» Work request:
The records appear below. Report how many of their lines contain the word "label", giving the number alone.

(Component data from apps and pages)
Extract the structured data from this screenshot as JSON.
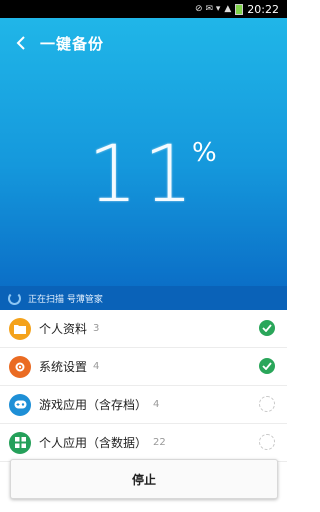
{
  "status_bar": {
    "time": "20:22"
  },
  "header": {
    "title": "一键备份"
  },
  "progress": {
    "value": "11",
    "unit": "%",
    "status_text": "正在扫描 号薄管家"
  },
  "items": [
    {
      "label": "个人资料",
      "count": "3",
      "icon": "folder-icon",
      "color": "#f4a21b",
      "status": "done"
    },
    {
      "label": "系统设置",
      "count": "4",
      "icon": "gear-icon",
      "color": "#ea6b22",
      "status": "done"
    },
    {
      "label": "游戏应用（含存档）",
      "count": "4",
      "icon": "gamepad-icon",
      "color": "#1e8fd6",
      "status": "pending"
    },
    {
      "label": "个人应用（含数据）",
      "count": "22",
      "icon": "apps-grid-icon",
      "color": "#25a05a",
      "status": "pending"
    }
  ],
  "stop_button": {
    "label": "停止"
  }
}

» Exercise output:
5